|GUILLOD, B.P. - Eth Zurich|
|ORLOWSKY, B. - Eth Zurich|
|MIRALLES, D. - University Of Bristol|
|TEULING, A.J. - Wageningen University|
|BLANKEN, P. - University Of Colorado|
|BUCHMANN, N. - Eth Zurich|
|CIAIS, P. - National Council For Scientific Research-Cnrs|
|EK, M. - Institut De Biologie Integrative De La Cellule|
|FINDELL, K.L. - National Oceanic & Atmospheric Administration (NOAA)|
|GENTINE, P. - University Of Princeton|
|LINTNER, B. - Rutgers University|
|Scott, Russell - Russ|
|VAN DEN HURK, B. - Royal Netherlands Society For Agricultural Science (KLV)|
|SENEVIRATNE, S.I. - Eth Zurich|
Submitted to: Atmospheric Chemistry and Physics
Publication Type: Peer Reviewed Journal
Publication Acceptance Date: 7/3/2014
Publication Date: 8/20/2014
Citation: Guillod, B., Orlowsky, B., Miralles, D., Teuling, A., Blanken, P., Buchmann, N., Ciais, P., Ek, M., Findell, K., Gentine, P., Lintner, B., Scott, R.L., Van Den Hurk, B., Seneviratne, S. 2014. Land surface controls on afternoon precipitation diagnosed from observational data: Uncertainties and confounding factors. Atmospheric Chemistry and Physics. 14:8343-8367. https://doi.org/10.5194/acp-14-8343-2014.
Interpretive Summary: Precipitation falls from the atmosphere and replenishes moisture in the soil. This moisture in turn can evaporate and return to the atmosphere, possibly leading to more precipitation. This link has long been a topic of research because of its potential to improve weather forecasting. This study investigated the poorly understood link between surface evaporation and subsequent precipitation by investigating the impact of before-noon evaporation strength on the frequency of afternoon precipitation over the contiguous US. We analyzed satellite and radar data products, met station data, and computer model output. While most computer model datasets agree there is a positive relationship between evaporation strength and precipitation in the eastern and southwestern US, observation-based estimates also indicated a strong relationship in the Central US which was not found in computer model analysis. Further analysis reveals that precipitation events tended to be clustered in space and time and this leads to a relationship which may not be casual. This study’s findings uncover a large range of unresolved issues for this topic. More investigations are needed to better pin down this complicated relationship.
Technical Abstract: The feedback between soil moisture and precipitation has long been a topic of interest due to its potential for improving weather and seasonal forecasts.
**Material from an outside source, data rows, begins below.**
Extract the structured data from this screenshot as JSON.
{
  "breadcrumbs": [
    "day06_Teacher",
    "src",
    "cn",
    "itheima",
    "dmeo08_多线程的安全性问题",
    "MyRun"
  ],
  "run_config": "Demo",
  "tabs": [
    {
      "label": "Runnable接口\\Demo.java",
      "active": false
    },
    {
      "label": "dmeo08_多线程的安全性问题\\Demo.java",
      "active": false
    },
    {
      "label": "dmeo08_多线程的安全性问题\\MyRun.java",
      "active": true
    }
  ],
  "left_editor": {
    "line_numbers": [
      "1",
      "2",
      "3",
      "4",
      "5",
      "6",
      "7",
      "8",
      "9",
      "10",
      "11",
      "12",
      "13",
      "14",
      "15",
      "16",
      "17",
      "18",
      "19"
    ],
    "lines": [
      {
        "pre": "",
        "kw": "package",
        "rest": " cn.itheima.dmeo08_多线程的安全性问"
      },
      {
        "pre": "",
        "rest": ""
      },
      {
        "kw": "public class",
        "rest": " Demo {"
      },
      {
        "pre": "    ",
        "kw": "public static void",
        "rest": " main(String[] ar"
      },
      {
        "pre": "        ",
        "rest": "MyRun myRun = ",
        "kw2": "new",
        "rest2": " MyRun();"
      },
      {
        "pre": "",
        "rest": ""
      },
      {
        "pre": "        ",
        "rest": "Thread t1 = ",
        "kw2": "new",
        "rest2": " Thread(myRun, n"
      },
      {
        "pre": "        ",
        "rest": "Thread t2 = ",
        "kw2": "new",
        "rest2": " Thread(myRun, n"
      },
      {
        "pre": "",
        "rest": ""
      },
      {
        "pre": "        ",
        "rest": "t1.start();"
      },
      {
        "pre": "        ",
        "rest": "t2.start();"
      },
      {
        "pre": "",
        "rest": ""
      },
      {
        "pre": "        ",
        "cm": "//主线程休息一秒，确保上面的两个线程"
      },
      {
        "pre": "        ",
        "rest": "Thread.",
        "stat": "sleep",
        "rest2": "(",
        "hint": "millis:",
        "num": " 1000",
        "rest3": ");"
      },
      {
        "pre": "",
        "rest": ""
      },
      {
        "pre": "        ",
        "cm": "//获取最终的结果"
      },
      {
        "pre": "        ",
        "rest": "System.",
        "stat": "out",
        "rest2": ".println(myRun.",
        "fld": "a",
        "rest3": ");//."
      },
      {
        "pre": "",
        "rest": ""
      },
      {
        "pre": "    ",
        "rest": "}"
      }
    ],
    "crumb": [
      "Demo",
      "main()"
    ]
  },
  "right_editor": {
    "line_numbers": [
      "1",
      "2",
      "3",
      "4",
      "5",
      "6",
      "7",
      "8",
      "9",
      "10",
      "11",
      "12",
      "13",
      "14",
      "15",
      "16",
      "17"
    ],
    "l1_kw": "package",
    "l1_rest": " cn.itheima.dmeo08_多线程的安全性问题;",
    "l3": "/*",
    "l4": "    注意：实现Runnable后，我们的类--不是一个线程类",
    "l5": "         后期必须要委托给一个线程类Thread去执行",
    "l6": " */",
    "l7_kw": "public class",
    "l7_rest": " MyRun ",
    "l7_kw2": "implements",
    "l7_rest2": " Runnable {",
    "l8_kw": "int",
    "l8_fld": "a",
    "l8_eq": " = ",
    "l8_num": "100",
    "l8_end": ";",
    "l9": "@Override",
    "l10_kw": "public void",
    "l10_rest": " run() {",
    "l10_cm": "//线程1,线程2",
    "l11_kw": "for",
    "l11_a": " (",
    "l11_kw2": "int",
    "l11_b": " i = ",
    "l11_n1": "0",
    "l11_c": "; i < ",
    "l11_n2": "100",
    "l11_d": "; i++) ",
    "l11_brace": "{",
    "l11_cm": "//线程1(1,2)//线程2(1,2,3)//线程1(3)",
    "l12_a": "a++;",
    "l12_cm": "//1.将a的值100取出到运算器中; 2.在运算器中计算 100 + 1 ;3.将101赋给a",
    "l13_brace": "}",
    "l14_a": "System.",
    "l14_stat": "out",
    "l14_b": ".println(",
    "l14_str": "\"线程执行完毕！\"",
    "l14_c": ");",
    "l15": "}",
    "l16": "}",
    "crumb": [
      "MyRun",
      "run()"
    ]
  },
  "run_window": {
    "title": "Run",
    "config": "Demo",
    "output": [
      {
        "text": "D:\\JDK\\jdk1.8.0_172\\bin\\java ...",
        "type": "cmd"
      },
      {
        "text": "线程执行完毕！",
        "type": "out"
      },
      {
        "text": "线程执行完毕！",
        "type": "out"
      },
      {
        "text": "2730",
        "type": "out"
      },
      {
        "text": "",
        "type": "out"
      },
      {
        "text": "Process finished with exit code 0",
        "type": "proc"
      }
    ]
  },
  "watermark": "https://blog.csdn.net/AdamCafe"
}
The generally proposed mechanism assumes a control of soil moisture on precipitation via the partitioning of the surface fluxes (the Evaporative Fraction, EF, i.e. the ratio of latent heat to the sum of latent and sensible heat), in particular under convective conditions. Our study investigates the poorly understood link between EF and precipitation by investigating the impact of before-noon EF on the frequency of afternoon precipitation over the contiguous US. We analyze remote sensing data products (EF from GLEAM, radar precipitation from NEXRAD), FLUXNET station data, and the North American Regional Reanalysis (NARR). While most datasets agree on the existence of regions of positive relationship between EF and precipitation in the Eastern and Southwestern US, observation-based estimates also indicate a strong relationship in the Central US which is not found in NARR. Investigating these differences, we find that much of these relationships can be explained by precipitation persistence alone, with ambiguous results on the additional role of EF. Regional analyses reveal contrasting mechanisms over different regions. Over the Eastern US, our analyses suggest that the apparent EF-precipitation coupling takes place on a short day-to-day time scale and is either atmospherically controlled (from precipitation persistence and potential evaporation) or driven by vegetation interception (rather than soil moisture), in line with the high forest cover and the wet regime of that region. Over the Central and Southwestern US, the impact of EF on convection triggering is additionally linked to soil moisture variations, owing to the soil moisture–limited climate regime.